State capture inquiry has become factional, but Jacob Zuma must appear: EFF
‘We fought for that commission but the way it is going it is not what we envisaged’, says party leader Julius Malema
The EFF has become the latest organisation to mount an attack on state capture inquiry chairperson deputy justice Raymond Zondo.
The EFF’s attack, made at a press conference on Tuesday afternoon, came just hours after the ANC, through President Cyril Ramaphosa, distanced itself from those attacking the inquiry and seeking to undermine the judiciary.
Malema said on Tuesday the inquiry had become factional, something his party did not envision when it was established in 2018.
“We fought for that commission but the way it is going it is not what we envisaged. We envisaged a commission that would hold all the establishments which steal from our people and our government accountable, not [just] a faction of society.

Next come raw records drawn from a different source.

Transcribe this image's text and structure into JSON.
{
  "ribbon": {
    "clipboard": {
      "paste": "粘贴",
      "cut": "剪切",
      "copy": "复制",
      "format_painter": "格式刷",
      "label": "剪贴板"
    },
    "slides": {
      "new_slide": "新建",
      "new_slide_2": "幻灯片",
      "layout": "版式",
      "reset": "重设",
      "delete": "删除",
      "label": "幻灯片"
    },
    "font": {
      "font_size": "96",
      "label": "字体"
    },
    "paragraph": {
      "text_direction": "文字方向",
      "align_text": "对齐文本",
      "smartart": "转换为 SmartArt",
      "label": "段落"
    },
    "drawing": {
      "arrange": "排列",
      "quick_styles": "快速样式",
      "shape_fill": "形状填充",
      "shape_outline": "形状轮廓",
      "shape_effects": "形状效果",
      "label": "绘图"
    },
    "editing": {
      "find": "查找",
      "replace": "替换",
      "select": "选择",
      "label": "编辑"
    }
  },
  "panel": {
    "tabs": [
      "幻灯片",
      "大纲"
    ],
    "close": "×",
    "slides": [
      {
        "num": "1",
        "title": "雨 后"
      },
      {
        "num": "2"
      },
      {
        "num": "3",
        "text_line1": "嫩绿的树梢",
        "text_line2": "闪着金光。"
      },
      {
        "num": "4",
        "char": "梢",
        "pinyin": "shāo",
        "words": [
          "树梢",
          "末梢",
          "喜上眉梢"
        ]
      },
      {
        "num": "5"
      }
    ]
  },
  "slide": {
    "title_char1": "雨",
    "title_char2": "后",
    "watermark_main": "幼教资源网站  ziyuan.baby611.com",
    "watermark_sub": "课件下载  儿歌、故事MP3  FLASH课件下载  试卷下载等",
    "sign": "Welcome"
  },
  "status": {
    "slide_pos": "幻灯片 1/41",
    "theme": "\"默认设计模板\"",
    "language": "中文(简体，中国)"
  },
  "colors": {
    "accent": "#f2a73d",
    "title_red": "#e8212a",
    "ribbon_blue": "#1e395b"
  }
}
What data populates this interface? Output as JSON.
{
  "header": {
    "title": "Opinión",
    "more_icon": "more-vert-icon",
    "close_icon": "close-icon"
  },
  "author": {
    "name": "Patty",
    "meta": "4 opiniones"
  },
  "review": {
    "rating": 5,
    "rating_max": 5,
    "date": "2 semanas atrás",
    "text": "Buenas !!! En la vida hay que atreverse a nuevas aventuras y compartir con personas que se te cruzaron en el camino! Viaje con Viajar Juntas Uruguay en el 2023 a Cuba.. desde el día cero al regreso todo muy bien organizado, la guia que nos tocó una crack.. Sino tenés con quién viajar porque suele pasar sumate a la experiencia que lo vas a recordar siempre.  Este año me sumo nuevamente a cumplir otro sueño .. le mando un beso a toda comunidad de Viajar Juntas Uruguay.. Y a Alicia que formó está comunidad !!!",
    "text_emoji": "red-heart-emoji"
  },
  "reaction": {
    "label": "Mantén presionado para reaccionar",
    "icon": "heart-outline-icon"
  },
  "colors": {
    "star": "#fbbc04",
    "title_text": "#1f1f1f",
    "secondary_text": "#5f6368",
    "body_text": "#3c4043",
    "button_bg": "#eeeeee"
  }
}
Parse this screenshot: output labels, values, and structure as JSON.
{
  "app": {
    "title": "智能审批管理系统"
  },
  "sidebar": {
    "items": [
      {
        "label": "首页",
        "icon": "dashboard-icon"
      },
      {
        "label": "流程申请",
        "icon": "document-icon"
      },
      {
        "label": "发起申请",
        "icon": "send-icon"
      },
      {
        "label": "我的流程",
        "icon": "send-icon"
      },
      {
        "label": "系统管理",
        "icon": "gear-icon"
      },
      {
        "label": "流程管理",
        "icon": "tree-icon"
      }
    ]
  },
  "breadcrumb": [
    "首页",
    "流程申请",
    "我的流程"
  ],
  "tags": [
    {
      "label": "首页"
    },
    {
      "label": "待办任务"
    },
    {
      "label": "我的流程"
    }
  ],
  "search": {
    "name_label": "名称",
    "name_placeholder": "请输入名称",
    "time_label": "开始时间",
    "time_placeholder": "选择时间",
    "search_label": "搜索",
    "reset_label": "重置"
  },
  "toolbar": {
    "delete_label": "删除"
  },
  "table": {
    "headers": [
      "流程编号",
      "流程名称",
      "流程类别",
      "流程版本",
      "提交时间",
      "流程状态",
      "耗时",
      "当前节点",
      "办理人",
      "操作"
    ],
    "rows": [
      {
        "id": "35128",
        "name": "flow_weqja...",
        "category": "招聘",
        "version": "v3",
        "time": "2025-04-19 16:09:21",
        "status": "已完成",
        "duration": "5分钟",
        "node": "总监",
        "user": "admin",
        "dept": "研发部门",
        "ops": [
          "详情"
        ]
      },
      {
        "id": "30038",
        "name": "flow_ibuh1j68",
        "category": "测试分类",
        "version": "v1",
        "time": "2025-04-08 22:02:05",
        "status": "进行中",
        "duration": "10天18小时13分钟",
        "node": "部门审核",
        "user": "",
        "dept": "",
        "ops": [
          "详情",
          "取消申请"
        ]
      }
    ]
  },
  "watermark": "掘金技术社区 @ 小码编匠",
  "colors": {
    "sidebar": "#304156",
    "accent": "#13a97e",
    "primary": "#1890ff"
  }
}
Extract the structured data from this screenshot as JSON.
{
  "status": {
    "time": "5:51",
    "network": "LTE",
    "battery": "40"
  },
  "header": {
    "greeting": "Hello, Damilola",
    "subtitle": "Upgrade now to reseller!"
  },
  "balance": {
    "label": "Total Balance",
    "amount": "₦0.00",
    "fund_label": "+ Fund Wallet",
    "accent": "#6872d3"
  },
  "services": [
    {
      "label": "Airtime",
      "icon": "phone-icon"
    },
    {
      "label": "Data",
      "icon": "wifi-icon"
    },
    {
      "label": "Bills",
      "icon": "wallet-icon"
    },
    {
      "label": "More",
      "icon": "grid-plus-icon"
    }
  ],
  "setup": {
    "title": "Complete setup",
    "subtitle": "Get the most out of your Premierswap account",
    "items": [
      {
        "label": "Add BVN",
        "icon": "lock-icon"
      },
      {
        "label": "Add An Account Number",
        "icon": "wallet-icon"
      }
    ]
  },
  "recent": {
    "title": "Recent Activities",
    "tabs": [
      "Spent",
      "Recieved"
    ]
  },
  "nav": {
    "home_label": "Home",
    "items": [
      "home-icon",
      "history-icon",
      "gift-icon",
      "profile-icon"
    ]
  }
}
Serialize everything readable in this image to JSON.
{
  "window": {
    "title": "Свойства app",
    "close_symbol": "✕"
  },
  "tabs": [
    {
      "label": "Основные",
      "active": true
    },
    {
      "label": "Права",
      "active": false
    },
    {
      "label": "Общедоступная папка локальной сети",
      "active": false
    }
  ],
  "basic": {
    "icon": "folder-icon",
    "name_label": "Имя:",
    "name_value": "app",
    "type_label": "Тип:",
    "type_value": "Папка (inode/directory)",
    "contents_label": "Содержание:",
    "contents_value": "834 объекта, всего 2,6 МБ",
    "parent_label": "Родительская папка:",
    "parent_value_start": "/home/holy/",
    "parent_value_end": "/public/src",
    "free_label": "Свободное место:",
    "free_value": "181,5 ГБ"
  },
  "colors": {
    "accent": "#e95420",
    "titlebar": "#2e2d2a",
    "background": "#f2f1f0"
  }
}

“We don’t agree that it must only be the Guptas, but the Oppenheimer and Rupert stodges who must be held accountable, too, because they continue to steal from our country. But we don’t see that happening,” he said.
Explaining his stance, Malema made an example of former president Jacob Zuma’s refusal to appear before the inquiry and its decision to take the matter to the Constitutional Court.
He slammed the lack of similar action against others who had allegedly refused to appear.
He also made reference to advocate Dali Mpofu’s recent “shut up” rant which saw Zondo reprimand Mpofu. The EFF leader said Mpofu’s outburst was in reaction to racism.
“Racism is violent. When you meet it, you must cut the head properly. You must not play with racists. You must put them at their right place and that’s what Dali did. We are very proud of Dali,” he said.
Malema said his party would speak out against wrongdoing at the inquiry even if it meant going to prison.
“Zondo is not our god. He’s a human being, also with stories of being irresponsible. We established that commission and it is not a property of Zondo. It doesn’t belong to him, it belongs to the people of SA. When Zondo doesn’t handle that commission well, we must point it out without fear or favour.
“We are not going to be scared when a judge is mishandling issues in a factional way in favour of white establishments. That we must keep quiet because he’s a judge, we are not going to allow that nonsense. He can take us all to prison but we have to point it out.”
A month after Malema had tea with Zuma following his public defiance to appear before the inquiry, he said the party’s stance had not changed.
“[Former] President Zuma must go to the commission with all the reasons and the reservations he has. He must go in there and present those things inside the commission so that when Zondo makes wrong decisions, we are able to review him. We can’t review Zondo when we are called to come but we stay away. We still feel [former] president Zuma must be held accountable. We still feel that if Zuma has nothing to hide, he must go to the commission.
“It doesn’t matter whether a judge is treating you unfairly or not. You still participate in that unfair proceedings and even bring it to the attention of the judge that ‘You are being unfair on the following’. Even ask for their recusal [and] when they refuse to recuse themselves, you still participate because you have got recourse. You can take them on review, and all those points you raised during proceedings would now work in your favour. That’s how much we believe we need to participate in the Zondo commission,” he said.
Malema said he looked forward to seeing how Ramaphosa would be treated when he appears before Zondo next month.